Young Dolph, born Adolph Thornton, Jr., first hit the scene in 2016 with his debut album, 'King of Memphis'. The album performed well commercially and was praised by critics. Most importantly, it introduced the world to a rapper that was clearly skilled and had a whole lot to say. Ranging from addressing the violence he grew up seeing, dealing with absent parents who smoked crack and losing his causing Juice Wrld, an equally gifted and promising rapper, to drugs, Dolph has seen some of the worst life has to offer and still thrived. But it was being nearly killed in a drive-by shooting back in 2008 and losing his grandmother to lung cancer soon after that proved to be the real turning points in Dolph's life, seeing as it was these experiences that pushed the rapper to bring in more gritty honesty into his work and put his music out there like never before. His first mixtape, 'Paper Route Campaign' (also the name of his independent label), followed the same year and put Dolph on the path to being the artiste he today. And that artiste is one who fearlessly speaks his mind and offers poignant commentary on the current world situation.

Young Dolph performs onstage at night three of the STAPLES Center Concert, sponsored by Sprite, during the 2017 BET Experience at Staples Center on June 24, 2017 in Los Angeles, California (Getty Images)

Musically, 'Rich Slave' is a stripped-back record that features standard hip-hop beats blended with classic gangsta rap. And that is possibly one of the best parts of this release because it really allows the listener to focus on every word Dolph delivers. And thanks to that, it's near impossible to miss the message contained within this album. 'Rich Slave' is, as the name implies, an album built on Dolph's own life experiences: it parallels his successes with his fears, his hustle with his struggles. It addresses how he climbed up the ladder and made a name for himself, while also recognizing that no matter how high he soars, it can all be taken away from him in an instant simply because of the color of his skin.
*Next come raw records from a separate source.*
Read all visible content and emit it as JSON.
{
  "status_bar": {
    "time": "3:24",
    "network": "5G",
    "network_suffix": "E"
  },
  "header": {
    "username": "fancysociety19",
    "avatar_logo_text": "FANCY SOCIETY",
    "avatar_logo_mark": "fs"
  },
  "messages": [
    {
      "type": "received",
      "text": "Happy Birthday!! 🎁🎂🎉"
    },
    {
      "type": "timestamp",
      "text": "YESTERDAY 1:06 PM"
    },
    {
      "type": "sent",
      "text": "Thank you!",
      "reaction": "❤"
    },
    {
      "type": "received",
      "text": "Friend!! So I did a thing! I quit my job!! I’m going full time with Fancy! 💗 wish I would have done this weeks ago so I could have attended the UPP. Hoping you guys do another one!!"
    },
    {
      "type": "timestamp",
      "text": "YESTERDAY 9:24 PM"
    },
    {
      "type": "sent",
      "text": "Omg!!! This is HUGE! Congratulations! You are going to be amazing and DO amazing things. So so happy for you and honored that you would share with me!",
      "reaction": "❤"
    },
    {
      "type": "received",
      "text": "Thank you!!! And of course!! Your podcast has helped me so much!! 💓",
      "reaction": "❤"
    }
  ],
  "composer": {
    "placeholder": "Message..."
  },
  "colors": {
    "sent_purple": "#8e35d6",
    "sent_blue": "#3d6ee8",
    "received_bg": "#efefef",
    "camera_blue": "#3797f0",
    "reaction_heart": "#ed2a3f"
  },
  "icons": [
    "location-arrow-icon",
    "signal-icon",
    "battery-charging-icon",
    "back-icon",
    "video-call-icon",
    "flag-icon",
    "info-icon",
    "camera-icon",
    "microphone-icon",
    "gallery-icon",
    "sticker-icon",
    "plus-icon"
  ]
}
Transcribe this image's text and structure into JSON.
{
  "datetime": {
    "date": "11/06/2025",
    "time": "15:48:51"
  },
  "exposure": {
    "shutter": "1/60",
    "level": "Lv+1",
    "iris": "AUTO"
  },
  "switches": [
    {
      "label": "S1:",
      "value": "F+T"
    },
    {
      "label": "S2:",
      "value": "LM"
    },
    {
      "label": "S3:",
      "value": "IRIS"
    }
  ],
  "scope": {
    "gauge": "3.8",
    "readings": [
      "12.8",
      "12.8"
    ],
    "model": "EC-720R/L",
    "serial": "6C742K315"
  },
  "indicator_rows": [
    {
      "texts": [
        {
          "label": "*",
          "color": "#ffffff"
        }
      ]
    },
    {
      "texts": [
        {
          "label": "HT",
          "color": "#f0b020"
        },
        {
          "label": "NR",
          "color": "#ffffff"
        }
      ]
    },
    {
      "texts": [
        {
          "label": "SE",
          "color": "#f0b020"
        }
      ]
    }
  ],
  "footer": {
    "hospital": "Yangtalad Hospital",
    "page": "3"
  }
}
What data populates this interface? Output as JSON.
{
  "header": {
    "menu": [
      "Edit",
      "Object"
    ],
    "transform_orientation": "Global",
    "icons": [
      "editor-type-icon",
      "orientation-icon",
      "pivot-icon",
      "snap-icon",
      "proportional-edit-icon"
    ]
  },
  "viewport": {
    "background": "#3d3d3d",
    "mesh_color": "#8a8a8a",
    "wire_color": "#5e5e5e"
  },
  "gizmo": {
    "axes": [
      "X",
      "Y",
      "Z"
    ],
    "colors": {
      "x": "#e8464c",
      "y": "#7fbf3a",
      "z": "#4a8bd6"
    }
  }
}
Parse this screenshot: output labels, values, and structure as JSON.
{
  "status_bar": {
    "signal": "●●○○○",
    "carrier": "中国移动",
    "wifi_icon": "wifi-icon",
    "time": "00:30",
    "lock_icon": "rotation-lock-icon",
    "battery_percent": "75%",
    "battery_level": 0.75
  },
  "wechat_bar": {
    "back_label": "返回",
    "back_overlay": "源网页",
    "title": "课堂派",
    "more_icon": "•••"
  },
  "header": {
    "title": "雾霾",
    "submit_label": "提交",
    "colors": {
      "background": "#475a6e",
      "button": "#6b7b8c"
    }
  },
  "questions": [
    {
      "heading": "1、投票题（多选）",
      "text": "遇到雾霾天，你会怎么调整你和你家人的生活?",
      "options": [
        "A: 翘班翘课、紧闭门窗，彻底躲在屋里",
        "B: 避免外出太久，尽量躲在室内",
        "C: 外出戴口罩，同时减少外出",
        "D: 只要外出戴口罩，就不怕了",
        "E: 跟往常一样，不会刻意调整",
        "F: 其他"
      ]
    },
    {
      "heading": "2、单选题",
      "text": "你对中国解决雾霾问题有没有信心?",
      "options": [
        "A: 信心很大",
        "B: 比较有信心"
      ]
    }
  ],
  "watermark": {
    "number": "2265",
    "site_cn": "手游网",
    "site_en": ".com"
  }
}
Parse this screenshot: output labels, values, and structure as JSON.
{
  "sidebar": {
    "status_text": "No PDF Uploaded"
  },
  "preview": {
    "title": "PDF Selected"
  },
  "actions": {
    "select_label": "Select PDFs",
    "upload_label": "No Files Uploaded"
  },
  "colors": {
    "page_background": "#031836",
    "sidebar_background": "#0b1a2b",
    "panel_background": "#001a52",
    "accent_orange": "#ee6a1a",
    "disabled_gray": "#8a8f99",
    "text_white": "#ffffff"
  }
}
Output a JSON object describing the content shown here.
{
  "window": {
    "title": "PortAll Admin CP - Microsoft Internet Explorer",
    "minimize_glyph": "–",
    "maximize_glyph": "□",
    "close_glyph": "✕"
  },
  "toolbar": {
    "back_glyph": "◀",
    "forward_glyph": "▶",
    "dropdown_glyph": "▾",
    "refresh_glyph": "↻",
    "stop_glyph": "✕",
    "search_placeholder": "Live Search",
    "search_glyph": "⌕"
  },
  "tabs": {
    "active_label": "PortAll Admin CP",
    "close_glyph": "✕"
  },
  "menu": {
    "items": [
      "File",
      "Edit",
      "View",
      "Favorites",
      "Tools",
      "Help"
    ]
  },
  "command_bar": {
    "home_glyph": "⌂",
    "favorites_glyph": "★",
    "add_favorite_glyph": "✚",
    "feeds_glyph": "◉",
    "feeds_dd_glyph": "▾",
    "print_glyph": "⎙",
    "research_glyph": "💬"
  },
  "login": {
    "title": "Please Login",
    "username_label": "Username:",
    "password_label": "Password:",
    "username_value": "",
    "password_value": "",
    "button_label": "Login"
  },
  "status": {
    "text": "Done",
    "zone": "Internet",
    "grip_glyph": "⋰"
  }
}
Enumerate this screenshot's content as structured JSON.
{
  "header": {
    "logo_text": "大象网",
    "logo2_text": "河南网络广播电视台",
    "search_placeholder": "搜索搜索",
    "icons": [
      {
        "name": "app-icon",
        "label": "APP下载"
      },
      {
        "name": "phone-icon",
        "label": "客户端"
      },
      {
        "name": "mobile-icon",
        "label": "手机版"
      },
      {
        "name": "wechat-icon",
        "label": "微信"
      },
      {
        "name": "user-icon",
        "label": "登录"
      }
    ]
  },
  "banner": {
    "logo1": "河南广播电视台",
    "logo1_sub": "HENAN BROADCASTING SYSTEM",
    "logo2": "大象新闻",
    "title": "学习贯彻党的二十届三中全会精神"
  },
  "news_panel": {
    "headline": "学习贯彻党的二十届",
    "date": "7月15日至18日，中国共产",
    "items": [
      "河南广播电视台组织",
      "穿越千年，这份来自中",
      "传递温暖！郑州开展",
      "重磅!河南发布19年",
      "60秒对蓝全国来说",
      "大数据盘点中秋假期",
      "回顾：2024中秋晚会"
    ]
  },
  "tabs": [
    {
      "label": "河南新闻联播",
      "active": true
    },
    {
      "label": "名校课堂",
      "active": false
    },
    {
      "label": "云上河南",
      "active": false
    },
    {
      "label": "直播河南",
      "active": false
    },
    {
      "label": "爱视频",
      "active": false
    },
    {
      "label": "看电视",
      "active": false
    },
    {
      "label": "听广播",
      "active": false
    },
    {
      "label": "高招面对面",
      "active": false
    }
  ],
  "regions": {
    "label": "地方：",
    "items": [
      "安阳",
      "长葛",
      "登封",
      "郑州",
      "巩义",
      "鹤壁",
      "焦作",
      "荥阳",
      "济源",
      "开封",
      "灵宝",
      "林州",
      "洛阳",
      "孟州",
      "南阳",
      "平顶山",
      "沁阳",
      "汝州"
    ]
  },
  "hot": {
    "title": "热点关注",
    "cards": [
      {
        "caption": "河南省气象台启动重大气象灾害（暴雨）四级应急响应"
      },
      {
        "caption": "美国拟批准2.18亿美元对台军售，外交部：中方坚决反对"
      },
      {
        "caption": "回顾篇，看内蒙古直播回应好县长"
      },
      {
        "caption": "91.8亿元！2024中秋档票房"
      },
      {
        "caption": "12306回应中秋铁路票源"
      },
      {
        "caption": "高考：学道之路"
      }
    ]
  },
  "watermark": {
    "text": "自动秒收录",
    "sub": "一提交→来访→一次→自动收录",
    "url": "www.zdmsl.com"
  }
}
One of the best tracks on the album is 'The Land' which sees the rapper call out police brutality, violence, and racism in America. His view of the issue is perfectly encapsulated in the lyrics, "They say this the land of the free, but it seem like the land of b******t to me," before he steps sideways into recognizing his own accomplishments despite the barriers that stand in the way of a "black man in America." 'RNB" featuring Megan Thee Stallion is another standout on this album. Stallion is another artiste that, despite her immense talent, has often been reduced to being sexualized due to her gender or being at the mercy of racism owing to her being a dark-skinned Black woman. On 'RNB', both artistes get to boast about their riches and revel in their own success, and while that might seem like a standard rap song, there is something uniquely satisfying about hearing two artistes that deal with prejudice unapologetically hype themselves up.


'Rich Slave' is, overall, a solid record with a strong message. While Dolph is no stranger when it comes to delivering honest and powerful lyrics that tell his personal story, he elevates his skills in this record and gives his listeners a much closer look at what it's like to be him: a rich, successful musical artiste who is still, nonetheless, forced to grapple with the struggle of racism and the very real fear of being shot by a cop, a deep-rooted fear that African-American men like Dolph have to constantly live with. But despite those fears, he remains proud of the empire he has built. Speaking to Revolt TV, Dolph shared, "You can have money, and you can be a benefactor and a leader in your community, but all people see is black skin. All the b******t I heard about as a kid, we still face in today’s time. Over the years, they have given us a little bit of freedom but it’s only a temporary pacifier. Hopefully, this album makes people understand that even though guys like me are doing well, we’re still affected by racism and inequality. It’s 2020, but the same stuff is still going on." And that, precisely, is what 'Rich Slave' is about.